[App and web page records]

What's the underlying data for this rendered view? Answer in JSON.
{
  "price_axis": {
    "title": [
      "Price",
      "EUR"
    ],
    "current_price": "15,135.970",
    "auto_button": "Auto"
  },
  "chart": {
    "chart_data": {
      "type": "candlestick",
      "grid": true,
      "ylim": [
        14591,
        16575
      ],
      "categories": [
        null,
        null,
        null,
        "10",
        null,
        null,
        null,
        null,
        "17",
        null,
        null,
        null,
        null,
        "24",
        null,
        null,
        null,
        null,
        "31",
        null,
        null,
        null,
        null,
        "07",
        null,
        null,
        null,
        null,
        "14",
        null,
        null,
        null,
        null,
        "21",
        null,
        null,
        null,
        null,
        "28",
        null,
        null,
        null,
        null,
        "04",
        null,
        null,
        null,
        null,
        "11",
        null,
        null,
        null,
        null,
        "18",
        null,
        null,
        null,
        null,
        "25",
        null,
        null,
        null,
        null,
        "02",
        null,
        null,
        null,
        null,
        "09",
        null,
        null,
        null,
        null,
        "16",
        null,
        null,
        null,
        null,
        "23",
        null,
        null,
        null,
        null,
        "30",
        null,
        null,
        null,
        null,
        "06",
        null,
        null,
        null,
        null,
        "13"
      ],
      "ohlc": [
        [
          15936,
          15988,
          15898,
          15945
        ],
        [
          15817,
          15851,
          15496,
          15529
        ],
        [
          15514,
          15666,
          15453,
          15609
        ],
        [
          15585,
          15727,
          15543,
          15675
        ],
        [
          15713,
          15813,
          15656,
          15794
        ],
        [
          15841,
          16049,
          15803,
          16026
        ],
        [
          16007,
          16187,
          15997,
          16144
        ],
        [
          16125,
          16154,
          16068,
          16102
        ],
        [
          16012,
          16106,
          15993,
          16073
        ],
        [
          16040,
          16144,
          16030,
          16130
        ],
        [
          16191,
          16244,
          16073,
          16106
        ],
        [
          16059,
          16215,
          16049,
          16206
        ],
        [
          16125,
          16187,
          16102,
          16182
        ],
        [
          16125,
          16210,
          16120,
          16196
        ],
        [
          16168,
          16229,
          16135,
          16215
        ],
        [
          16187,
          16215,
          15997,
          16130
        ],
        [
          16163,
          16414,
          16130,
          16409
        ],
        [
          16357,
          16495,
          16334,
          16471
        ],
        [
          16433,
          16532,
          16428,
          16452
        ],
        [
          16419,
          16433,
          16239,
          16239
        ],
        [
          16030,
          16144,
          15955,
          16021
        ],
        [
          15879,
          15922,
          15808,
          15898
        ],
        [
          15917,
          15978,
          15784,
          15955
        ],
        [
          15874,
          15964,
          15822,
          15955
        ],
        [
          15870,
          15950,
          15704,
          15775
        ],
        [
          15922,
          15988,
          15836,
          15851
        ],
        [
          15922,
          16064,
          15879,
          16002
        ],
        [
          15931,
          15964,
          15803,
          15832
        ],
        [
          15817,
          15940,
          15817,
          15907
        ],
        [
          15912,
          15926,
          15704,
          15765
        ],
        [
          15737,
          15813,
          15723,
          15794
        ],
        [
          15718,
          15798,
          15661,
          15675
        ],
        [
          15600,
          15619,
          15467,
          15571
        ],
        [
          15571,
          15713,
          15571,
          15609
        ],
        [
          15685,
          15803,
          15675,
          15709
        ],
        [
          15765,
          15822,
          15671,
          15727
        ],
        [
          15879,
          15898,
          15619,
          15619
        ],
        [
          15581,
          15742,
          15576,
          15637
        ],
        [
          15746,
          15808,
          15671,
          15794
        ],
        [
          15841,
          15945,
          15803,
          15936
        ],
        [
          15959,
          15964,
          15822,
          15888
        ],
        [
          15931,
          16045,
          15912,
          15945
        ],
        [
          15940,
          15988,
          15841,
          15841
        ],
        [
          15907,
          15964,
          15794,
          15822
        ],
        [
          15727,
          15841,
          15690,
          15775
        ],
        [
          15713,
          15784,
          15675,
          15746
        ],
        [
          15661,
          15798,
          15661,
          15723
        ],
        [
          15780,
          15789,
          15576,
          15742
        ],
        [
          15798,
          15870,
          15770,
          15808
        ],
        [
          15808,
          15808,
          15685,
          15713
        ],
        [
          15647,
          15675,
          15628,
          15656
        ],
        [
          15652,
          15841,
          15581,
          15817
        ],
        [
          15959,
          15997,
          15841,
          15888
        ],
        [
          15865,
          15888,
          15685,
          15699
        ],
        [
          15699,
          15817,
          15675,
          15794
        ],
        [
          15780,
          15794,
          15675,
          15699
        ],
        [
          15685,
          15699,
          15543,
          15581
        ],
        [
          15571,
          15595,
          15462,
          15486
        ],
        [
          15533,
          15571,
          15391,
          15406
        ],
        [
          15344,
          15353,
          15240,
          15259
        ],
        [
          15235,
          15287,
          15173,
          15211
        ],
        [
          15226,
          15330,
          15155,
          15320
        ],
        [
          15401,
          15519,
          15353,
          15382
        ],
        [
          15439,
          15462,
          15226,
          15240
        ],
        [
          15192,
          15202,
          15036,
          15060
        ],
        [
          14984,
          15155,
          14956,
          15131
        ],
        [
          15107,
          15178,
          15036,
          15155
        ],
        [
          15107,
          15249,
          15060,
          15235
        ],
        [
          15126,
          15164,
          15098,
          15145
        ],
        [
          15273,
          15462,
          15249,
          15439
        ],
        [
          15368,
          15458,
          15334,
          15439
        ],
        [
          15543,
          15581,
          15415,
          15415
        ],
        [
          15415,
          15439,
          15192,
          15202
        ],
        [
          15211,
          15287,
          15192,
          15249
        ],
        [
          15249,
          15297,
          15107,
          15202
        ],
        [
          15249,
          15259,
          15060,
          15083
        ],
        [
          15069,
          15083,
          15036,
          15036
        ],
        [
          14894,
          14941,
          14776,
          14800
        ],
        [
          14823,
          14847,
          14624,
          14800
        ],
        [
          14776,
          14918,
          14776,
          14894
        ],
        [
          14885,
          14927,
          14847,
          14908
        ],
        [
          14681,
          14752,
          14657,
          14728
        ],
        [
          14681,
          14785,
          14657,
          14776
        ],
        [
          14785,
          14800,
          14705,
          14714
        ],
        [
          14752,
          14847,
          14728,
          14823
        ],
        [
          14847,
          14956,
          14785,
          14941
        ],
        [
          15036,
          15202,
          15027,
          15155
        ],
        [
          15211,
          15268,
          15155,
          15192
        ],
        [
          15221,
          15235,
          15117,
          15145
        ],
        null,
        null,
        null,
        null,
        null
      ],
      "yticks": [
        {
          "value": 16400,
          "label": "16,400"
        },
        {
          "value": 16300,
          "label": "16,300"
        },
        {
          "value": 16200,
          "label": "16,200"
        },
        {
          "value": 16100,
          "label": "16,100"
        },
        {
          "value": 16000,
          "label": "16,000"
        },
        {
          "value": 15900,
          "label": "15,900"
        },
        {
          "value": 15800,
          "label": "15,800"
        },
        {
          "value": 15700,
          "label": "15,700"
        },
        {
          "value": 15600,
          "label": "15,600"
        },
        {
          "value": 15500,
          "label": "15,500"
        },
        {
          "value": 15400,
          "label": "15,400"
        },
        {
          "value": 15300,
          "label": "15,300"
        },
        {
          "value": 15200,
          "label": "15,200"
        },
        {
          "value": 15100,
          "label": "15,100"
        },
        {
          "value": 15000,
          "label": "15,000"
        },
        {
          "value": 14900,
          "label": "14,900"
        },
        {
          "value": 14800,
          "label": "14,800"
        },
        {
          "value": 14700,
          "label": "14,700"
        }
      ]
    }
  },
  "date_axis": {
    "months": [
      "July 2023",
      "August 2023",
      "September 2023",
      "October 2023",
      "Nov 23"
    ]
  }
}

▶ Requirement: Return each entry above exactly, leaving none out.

▶ Task solution:
What's the underlying data for this rendered view? Answer in JSON.
{
  "price_axis": {
    "title": [
      "Price",
      "EUR"
    ],
    "current_price": "15,135.970",
    "auto_button": "Auto"
  },
  "chart": {
    "chart_data": {
      "type": "candlestick",
      "grid": true,
      "ylim": [
        14591,
        16575
      ],
      "categories": [
        null,
        null,
        null,
        "10",
        null,
        null,
        null,
        null,
        "17",
        null,
        null,
        null,
        null,
        "24",
        null,
        null,
        null,
        null,
        "31",
        null,
        null,
        null,
        null,
        "07",
        null,
        null,
        null,
        null,
        "14",
        null,
        null,
        null,
        null,
        "21",
        null,
        null,
        null,
        null,
        "28",
        null,
        null,
        null,
        null,
        "04",
        null,
        null,
        null,
        null,
        "11",
        null,
        null,
        null,
        null,
        "18",
        null,
        null,
        null,
        null,
        "25",
        null,
        null,
        null,
        null,
        "02",
        null,
        null,
        null,
        null,
        "09",
        null,
        null,
        null,
        null,
        "16",
        null,
        null,
        null,
        null,
        "23",
        null,
        null,
        null,
        null,
        "30",
        null,
        null,
        null,
        null,
        "06",
        null,
        null,
        null,
        null,
        "13"
      ],
      "ohlc": [
        [
          15936,
          15988,
          15898,
          15945
        ],
        [
          15817,
          15851,
          15496,
          15529
        ],
        [
          15514,
          15666,
          15453,
          15609
        ],
        [
          15585,
          15727,
          15543,
          15675
        ],
        [
          15713,
          15813,
          15656,
          15794
        ],
        [
          15841,
          16049,
          15803,
          16026
        ],
        [
          16007,
          16187,
          15997,
          16144
        ],
        [
          16125,
          16154,
          16068,
          16102
        ],
        [
          16012,
          16106,
          15993,
          16073
        ],
        [
          16040,
          16144,
          16030,
          16130
        ],
        [
          16191,
          16244,
          16073,
          16106
        ],
        [
          16059,
          16215,
          16049,
          16206
        ],
        [
          16125,
          16187,
          16102,
          16182
        ],
        [
          16125,
          16210,
          16120,
          16196
        ],
        [
          16168,
          16229,
          16135,
          16215
        ],
        [
          16187,
          16215,
          15997,
          16130
        ],
        [
          16163,
          16414,
          16130,
          16409
        ],
        [
          16357,
          16495,
          16334,
          16471
        ],
        [
          16433,
          16532,
          16428,
          16452
        ],
        [
          16419,
          16433,
          16239,
          16239
        ],
        [
          16030,
          16144,
          15955,
          16021
        ],
        [
          15879,
          15922,
          15808,
          15898
        ],
        [
          15917,
          15978,
          15784,
          15955
        ],
        [
          15874,
          15964,
          15822,
          15955
        ],
        [
          15870,
          15950,
          15704,
          15775
        ],
        [
          15922,
          15988,
          15836,
          15851
        ],
        [
          15922,
          16064,
          15879,
          16002
        ],
        [
          15931,
          15964,
          15803,
          15832
        ],
        [
          15817,
          15940,
          15817,
          15907
        ],
        [
          15912,
          15926,
          15704,
          15765
        ],
        [
          15737,
          15813,
          15723,
          15794
        ],
        [
          15718,
          15798,
          15661,
          15675
        ],
        [
          15600,
          15619,
          15467,
          15571
        ],
        [
          15571,
          15713,
          15571,
          15609
        ],
        [
          15685,
          15803,
          15675,
          15709
        ],
        [
          15765,
          15822,
          15671,
          15727
        ],
        [
          15879,
          15898,
          15619,
          15619
        ],
        [
          15581,
          15742,
          15576,
          15637
        ],
        [
          15746,
          15808,
          15671,
          15794
        ],
        [
          15841,
          15945,
          15803,
          15936
        ],
        [
          15959,
          15964,
          15822,
          15888
        ],
        [
          15931,
          16045,
          15912,
          15945
        ],
        [
          15940,
          15988,
          15841,
          15841
        ],
        [
          15907,
          15964,
          15794,
          15822
        ],
        [
          15727,
          15841,
          15690,
          15775
        ],
        [
          15713,
          15784,
          15675,
          15746
        ],
        [
          15661,
          15798,
          15661,
          15723
        ],
        [
          15780,
          15789,
          15576,
          15742
        ],
        [
          15798,
          15870,
          15770,
          15808
        ],
        [
          15808,
          15808,
          15685,
          15713
        ],
        [
          15647,
          15675,
          15628,
          15656
        ],
        [
          15652,
          15841,
          15581,
          15817
        ],
        [
          15959,
          15997,
          15841,
          15888
        ],
        [
          15865,
          15888,
          15685,
          15699
        ],
        [
          15699,
          15817,
          15675,
          15794
        ],
        [
          15780,
          15794,
          15675,
          15699
        ],
        [
          15685,
          15699,
          15543,
          15581
        ],
        [
          15571,
          15595,
          15462,
          15486
        ],
        [
          15533,
          15571,
          15391,
          15406
        ],
        [
          15344,
          15353,
          15240,
          15259
        ],
        [
          15235,
          15287,
          15173,
          15211
        ],
        [
          15226,
          15330,
          15155,
          15320
        ],
        [
          15401,
          15519,
          15353,
          15382
        ],
        [
          15439,
          15462,
          15226,
          15240
        ],
        [
          15192,
          15202,
          15036,
          15060
        ],
        [
          14984,
          15155,
          14956,
          15131
        ],
        [
          15107,
          15178,
          15036,
          15155
        ],
        [
          15107,
          15249,
          15060,
          15235
        ],
        [
          15126,
          15164,
          15098,
          15145
        ],
        [
          15273,
          15462,
          15249,
          15439
        ],
        [
          15368,
          15458,
          15334,
          15439
        ],
        [
          15543,
          15581,
          15415,
          15415
        ],
        [
          15415,
          15439,
          15192,
          15202
        ],
        [
          15211,
          15287,
          15192,
          15249
        ],
        [
          15249,
          15297,
          15107,
          15202
        ],
        [
          15249,
          15259,
          15060,
          15083
        ],
        [
          15069,
          15083,
          15036,
          15036
        ],
        [
          14894,
          14941,
          14776,
          14800
        ],
        [
          14823,
          14847,
          14624,
          14800
        ],
        [
          14776,
          14918,
          14776,
          14894
        ],
        [
          14885,
          14927,
          14847,
          14908
        ],
        [
          14681,
          14752,
          14657,
          14728
        ],
        [
          14681,
          14785,
          14657,
          14776
        ],
        [
          14785,
          14800,
          14705,
          14714
        ],
        [
          14752,
          14847,
          14728,
          14823
        ],
        [
          14847,
          14956,
          14785,
          14941
        ],
        [
          15036,
          15202,
          15027,
          15155
        ],
        [
          15211,
          15268,
          15155,
          15192
        ],
        [
          15221,
          15235,
          15117,
          15145
        ],
        null,
        null,
        null,
        null,
        null
      ],
      "yticks": [
        {
          "value": 16400,
          "label": "16,400"
        },
        {
          "value": 16300,
          "label": "16,300"
        },
        {
          "value": 16200,
          "label": "16,200"
        },
        {
          "value": 16100,
          "label": "16,100"
        },
        {
          "value": 16000,
          "label": "16,000"
        },
        {
          "value": 15900,
          "label": "15,900"
        },
        {
          "value": 15800,
          "label": "15,800"
        },
        {
          "value": 15700,
          "label": "15,700"
        },
        {
          "value": 15600,
          "label": "15,600"
        },
        {
          "value": 15500,
          "label": "15,500"
        },
        {
          "value": 15400,
          "label": "15,400"
        },
        {
          "value": 15300,
          "label": "15,300"
        },
        {
          "value": 15200,
          "label": "15,200"
        },
        {
          "value": 15100,
          "label": "15,100"
        },
        {
          "value": 15000,
          "label": "15,000"
        },
        {
          "value": 14900,
          "label": "14,900"
        },
        {
          "value": 14800,
          "label": "14,800"
        },
        {
          "value": 14700,
          "label": "14,700"
        }
      ]
    }
  },
  "date_axis": {
    "months": [
      "July 2023",
      "August 2023",
      "September 2023",
      "October 2023",
      "Nov 23"
    ]
  }
}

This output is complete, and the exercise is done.